obtaining atmospheric vertical profile data from the surface to the
lower stratosphere. They are routinely used as input to the
operational meteorological analyses that are used in numerical
weather prediction and meteorological diagnostics. In the absence
of other in situ measurements, radiosonde observations have
recently been used to assess trends of atmospheric conditions above
the surface, even though they were not designed for this purpose.
The instrument packages carried aloft by balloons are generally
equipped with temperature, humidity, and pressure sensors, whose
measurements are radio-transmitted to a ground receiving station.
Wind data are also obtained by tracking the position of the
instrument during ascent. Temperature sensors vary according to the
manufacturer and model of the radiosonde; most contemporary
instruments carry a thermocapacitor, wire resistor, thermocouple,
or bimetallic sensor. An excellent overview of radiosonde
instruments, including discussion of measurement error
characteristics, is provided by the World Meteorological
Organization (WMO, 1996).
Currently, the global radiosonde network nominally includes
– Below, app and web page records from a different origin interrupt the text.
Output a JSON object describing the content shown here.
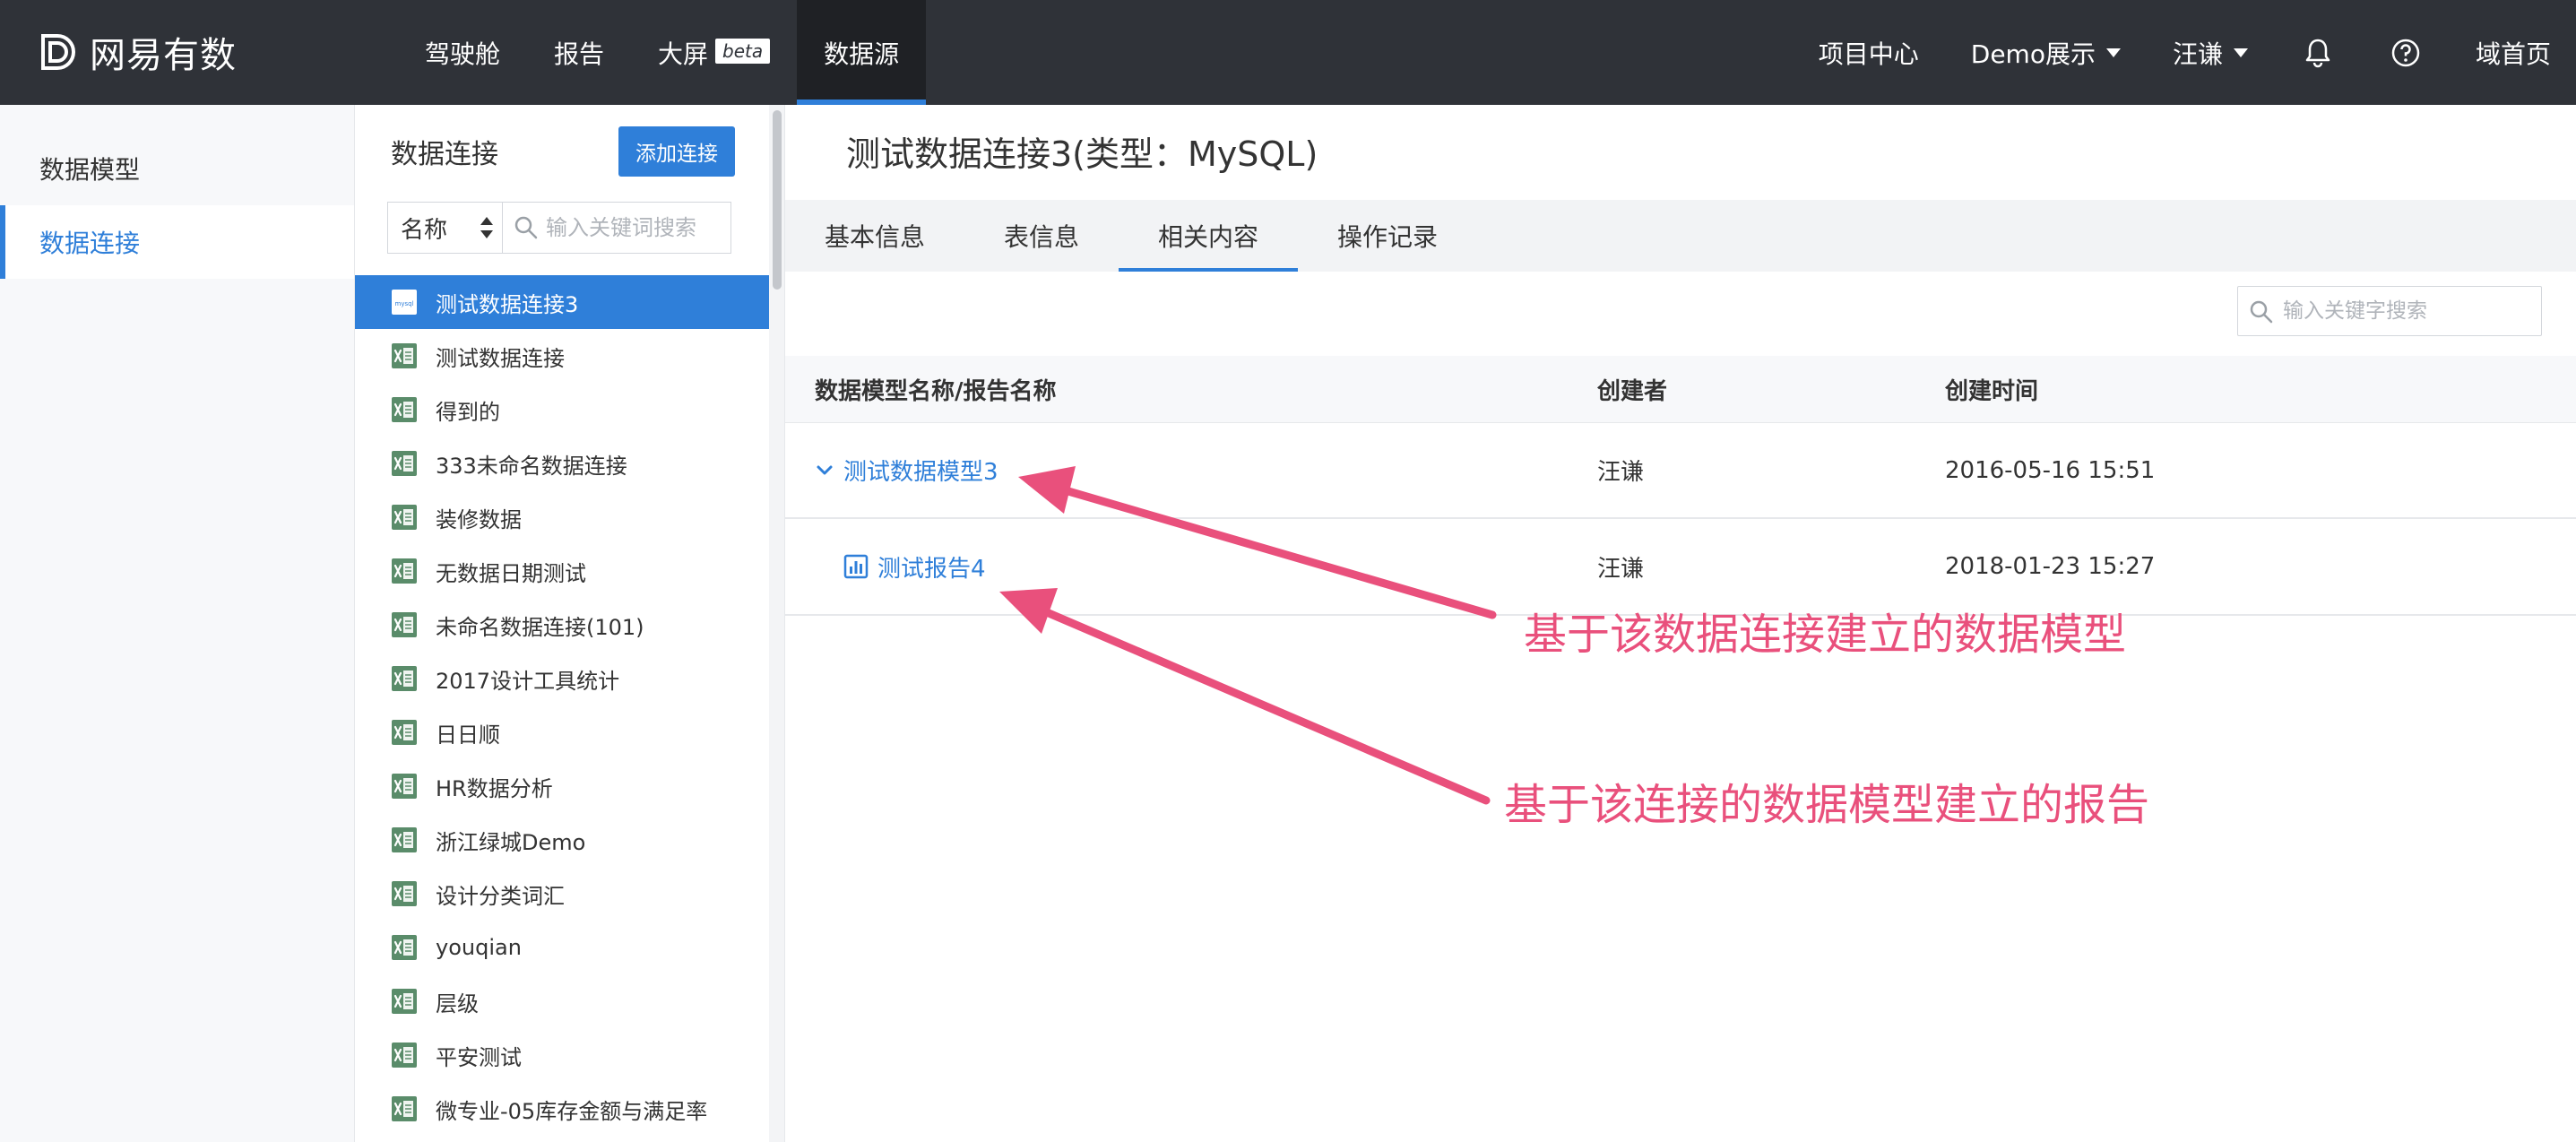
{
  "brand": {
    "name": "网易有数",
    "logo_icon": "youshu-logo-icon"
  },
  "nav": {
    "items": [
      {
        "label": "驾驶舱"
      },
      {
        "label": "报告"
      },
      {
        "label": "大屏",
        "badge": "beta"
      },
      {
        "label": "数据源",
        "active": true
      }
    ]
  },
  "right_nav": {
    "project_center": "项目中心",
    "project": "Demo展示",
    "user": "汪谦",
    "bell_icon": "bell-icon",
    "help_icon": "help-icon",
    "home": "域首页"
  },
  "sidebar": {
    "items": [
      {
        "label": "数据模型"
      },
      {
        "label": "数据连接",
        "active": true
      }
    ]
  },
  "connections": {
    "title": "数据连接",
    "add_button": "添加连接",
    "filter_select": "名称",
    "search_placeholder": "输入关键词搜索",
    "items": [
      {
        "label": "测试数据连接3",
        "icon": "mysql-icon",
        "active": true
      },
      {
        "label": "测试数据连接",
        "icon": "excel-icon"
      },
      {
        "label": "得到的",
        "icon": "excel-icon"
      },
      {
        "label": "333未命名数据连接",
        "icon": "excel-icon"
      },
      {
        "label": "装修数据",
        "icon": "excel-icon"
      },
      {
        "label": "无数据日期测试",
        "icon": "excel-icon"
      },
      {
        "label": "未命名数据连接(101)",
        "icon": "excel-icon"
      },
      {
        "label": "2017设计工具统计",
        "icon": "excel-icon"
      },
      {
        "label": "日日顺",
        "icon": "excel-icon"
      },
      {
        "label": "HR数据分析",
        "icon": "excel-icon"
      },
      {
        "label": "浙江绿城Demo",
        "icon": "excel-icon"
      },
      {
        "label": "设计分类词汇",
        "icon": "excel-icon"
      },
      {
        "label": "youqian",
        "icon": "excel-icon"
      },
      {
        "label": "层级",
        "icon": "excel-icon"
      },
      {
        "label": "平安测试",
        "icon": "excel-icon"
      },
      {
        "label": "微专业-05库存金额与满足率",
        "icon": "excel-icon"
      }
    ]
  },
  "detail": {
    "title": "测试数据连接3(类型：MySQL)",
    "tabs": [
      {
        "label": "基本信息"
      },
      {
        "label": "表信息"
      },
      {
        "label": "相关内容",
        "active": true
      },
      {
        "label": "操作记录"
      }
    ],
    "search_placeholder": "输入关键字搜索",
    "table": {
      "headers": [
        "数据模型名称/报告名称",
        "创建者",
        "创建时间"
      ],
      "rows": [
        {
          "name": "测试数据模型3",
          "creator": "汪谦",
          "created": "2016-05-16 15:51",
          "kind": "model",
          "expanded": true
        },
        {
          "name": "测试报告4",
          "creator": "汪谦",
          "created": "2018-01-23 15:27",
          "kind": "report"
        }
      ]
    }
  },
  "annotations": {
    "model_note": "基于该数据连接建立的数据模型",
    "report_note": "基于该连接的数据模型建立的报告",
    "color": "#e9507c"
  },
  "colors": {
    "topbar": "#2f3238",
    "accent": "#2f7fd9",
    "excel": "#5a8c6a"
  }
}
about 900 upper-air stations, of which about two-thirds make
observations twice daily (at 0000 and 1200 Coordinated Universal
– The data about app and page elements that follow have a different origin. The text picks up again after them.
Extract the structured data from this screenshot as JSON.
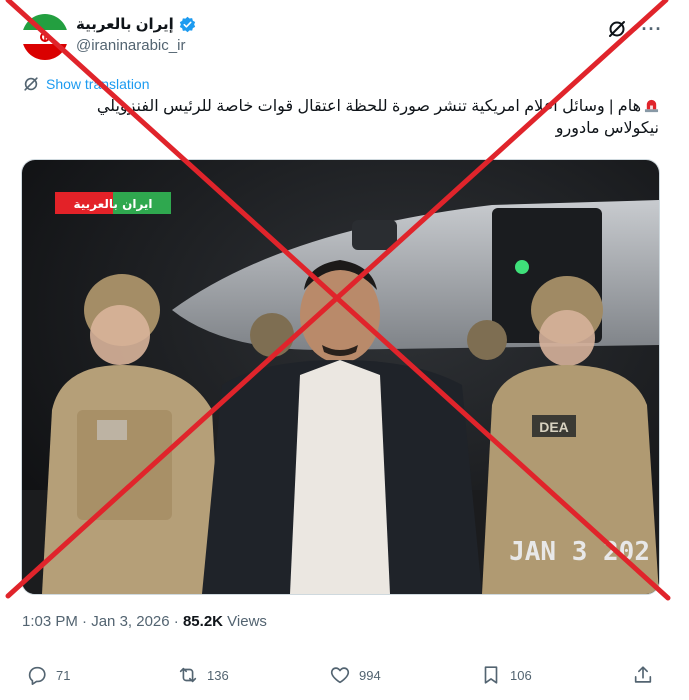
{
  "account": {
    "display_name": "إيران بالعربية",
    "handle": "@iraninarabic_ir",
    "avatar_icon": "iran-flag-icon",
    "verified_icon": "verified-badge-icon",
    "brand_color": "#1d9bf0"
  },
  "translation": {
    "label": "Show translation"
  },
  "tweet": {
    "text": "هام | وسائل اعلام امريكية تنشر صورة للحظة اعتقال قوات خاصة للرئيس الفنزويلي نيكولاس مادورو",
    "leading_icon": "police-siren-emoji"
  },
  "media": {
    "watermark": "ایران بالعربیة",
    "patch": "DEA",
    "date_stamp": "JAN 3 202",
    "overlay_icon": "red-cross-mark"
  },
  "meta": {
    "time": "1:03 PM",
    "separator": "·",
    "date": "Jan 3, 2026",
    "views_count": "85.2K",
    "views_label": "Views"
  },
  "actions": {
    "replies": "71",
    "reposts": "136",
    "likes": "994",
    "bookmarks": "106"
  },
  "colors": {
    "text": "#0f1419",
    "secondary": "#536471",
    "cross": "#e0242b"
  }
}
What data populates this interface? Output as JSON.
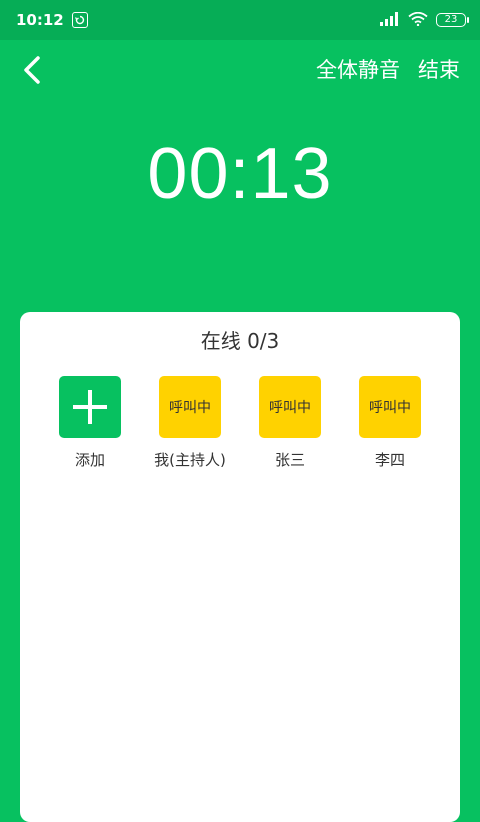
{
  "status_bar": {
    "time": "10:12",
    "battery": "23"
  },
  "header": {
    "mute_all": "全体静音",
    "end": "结束"
  },
  "timer": "00:13",
  "online": {
    "title": "在线 0/3"
  },
  "members": [
    {
      "name": "添加",
      "type": "add"
    },
    {
      "name": "我(主持人)",
      "type": "calling",
      "status": "呼叫中"
    },
    {
      "name": "张三",
      "type": "calling",
      "status": "呼叫中"
    },
    {
      "name": "李四",
      "type": "calling",
      "status": "呼叫中"
    }
  ],
  "colors": {
    "primary_green": "#07c160",
    "status_bar_green": "#06ad56",
    "calling_yellow": "#ffd200"
  }
}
Time (UTC)). The network is predominantly land-based and favors the
Northern Hemisphere (Figure 2.6). Radiosondes can achieve heights
of about 35 km, although many soundings terminate below 20 km
because less expensive balloons burst at a lower altitude. There
has been some deterioration in the radiosonde network in recent
years. The loss of navigational systems used to track the sondes
has led to at least temporary closing of some stations,
particularly in Africa. Efforts to reduce operating costs have led
to station closures and reduced observing schedules in some parts
of the former Soviet Union and elsewhere.
Measurements are made and transmitted with approximately
10–50 m resolution during ascent, but archived sounding data
may contain only about 20 data levels per sounding.
Radiosonde-based data sets for climate monitoring come from two
basic data products: individual soundings containing all reported
data (Angell, 1988), or monthly mean data (known as CLIMAT TEMP
reports) at mandatory pressure levels only (Parker et al., 1997).
Only about 45% of stations provide CLIMAT TEMP reports in addition
to the daily sounding data. Missing daily datacontinue